Norway stripped of Olympic jumping bronze

December 23, 2008

Instead of being fought out on a dusty jumping arena, the Olympic showjumping results have been finalised in an office in Switzerland.

In the end, four lawyers could not keep the FEI from stripping Norway of its bronze team showjumping medal.


Tony Andre Hansen and Camiro in Hong Kong. © Kit Houghton/FEI
Yesterday, the world governing body for horse sport, the FEI, told Norway's pop-singer-cum-showjumper star Tony Andre Hansen that he had lost the prohibited substance case involving his horse, Camiro, and a topical pain reliever which Hansen said he had never used. In the hearing last month his team claimed that the presence of the substance could only be explained by contamination.

Hansen has been been disqualified from the Olympic Games, and suspended for four and a half months (135 days), starting from August 21 and running up to January 2. He was also fined 3000 Swiss francs ($NZ4750; $US2740) and ordered to contribute 8000 Swiss francs ($NZ12,680; $US7300) towards the legal costs.

The decision means that Switzerland will step up to the bronze medal position.


Equi-Block, which contains capsaicin, is the product at the centre of four Olympic doping cases.
The substance at the centre of the case is capsaicin, a class A prohibited substance for its pain-relieving qualities. It is classified as a doping agent banned due to its hyper-sensitising properties. It has always been prohibited, but only in the last couple of years has technology has been developed to detect it because it disappears quickly from a horse's system.

The tribunal said that Hansen's actions following the positive finding to reveal its source were not at the same level as established by other riders at the same or similar events; and that in regard to costs, Hansen had contributed to the prolonging of the case, which included "in particular, efforts to refuse acceptance of evidence argued by (Hansen's) team during the second hearing to be of vital importance."
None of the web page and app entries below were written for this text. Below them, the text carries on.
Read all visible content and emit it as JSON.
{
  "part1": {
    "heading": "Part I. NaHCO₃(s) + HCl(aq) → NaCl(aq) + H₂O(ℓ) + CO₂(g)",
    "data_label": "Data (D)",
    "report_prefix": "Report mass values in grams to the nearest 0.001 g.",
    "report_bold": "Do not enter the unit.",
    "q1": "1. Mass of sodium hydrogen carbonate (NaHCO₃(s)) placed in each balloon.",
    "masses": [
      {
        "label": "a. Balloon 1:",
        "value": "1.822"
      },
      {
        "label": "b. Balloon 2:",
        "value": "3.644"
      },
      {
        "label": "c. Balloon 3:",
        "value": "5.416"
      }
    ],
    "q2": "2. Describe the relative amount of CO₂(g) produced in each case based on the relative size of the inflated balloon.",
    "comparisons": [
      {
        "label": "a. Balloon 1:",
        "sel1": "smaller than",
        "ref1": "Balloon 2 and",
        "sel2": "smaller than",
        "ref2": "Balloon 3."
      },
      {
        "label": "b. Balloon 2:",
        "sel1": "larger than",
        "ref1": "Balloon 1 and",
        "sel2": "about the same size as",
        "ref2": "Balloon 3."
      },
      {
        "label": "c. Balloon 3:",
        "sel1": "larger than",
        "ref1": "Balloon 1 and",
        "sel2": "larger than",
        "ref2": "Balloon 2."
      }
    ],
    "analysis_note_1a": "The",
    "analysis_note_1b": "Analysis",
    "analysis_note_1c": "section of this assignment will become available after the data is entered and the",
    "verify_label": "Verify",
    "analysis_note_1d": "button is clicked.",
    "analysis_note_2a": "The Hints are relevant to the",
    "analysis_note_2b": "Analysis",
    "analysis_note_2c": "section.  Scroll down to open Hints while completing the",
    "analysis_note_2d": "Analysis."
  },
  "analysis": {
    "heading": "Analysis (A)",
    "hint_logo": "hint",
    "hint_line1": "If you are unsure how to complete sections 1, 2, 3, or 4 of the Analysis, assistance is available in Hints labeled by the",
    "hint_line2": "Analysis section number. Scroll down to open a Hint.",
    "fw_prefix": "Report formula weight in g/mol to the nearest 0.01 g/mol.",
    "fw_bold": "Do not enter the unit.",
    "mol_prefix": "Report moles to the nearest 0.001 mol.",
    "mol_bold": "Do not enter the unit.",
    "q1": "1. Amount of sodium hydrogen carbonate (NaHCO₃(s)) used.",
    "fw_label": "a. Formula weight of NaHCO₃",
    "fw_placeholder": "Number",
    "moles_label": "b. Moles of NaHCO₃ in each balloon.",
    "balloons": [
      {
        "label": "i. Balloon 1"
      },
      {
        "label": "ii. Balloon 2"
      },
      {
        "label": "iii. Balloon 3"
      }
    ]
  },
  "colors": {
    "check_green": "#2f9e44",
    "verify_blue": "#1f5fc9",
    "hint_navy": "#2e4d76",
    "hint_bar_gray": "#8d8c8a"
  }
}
It also said that capsaicin is not only a potent pain relieving substance, but also an agent that can be used for hypersensitisation purposes.

The FEI also noted that capsaicin had not been previously detected in the context of FEI events and is often used by riders also for legitimate therapeutic reasons.

Hansen has 30 days to appeal the decision to the Court of Arbitration for Sport (CAS).

The FEI panel included Philip O'Connor, Ken Lalo, and Pierre Ketterer.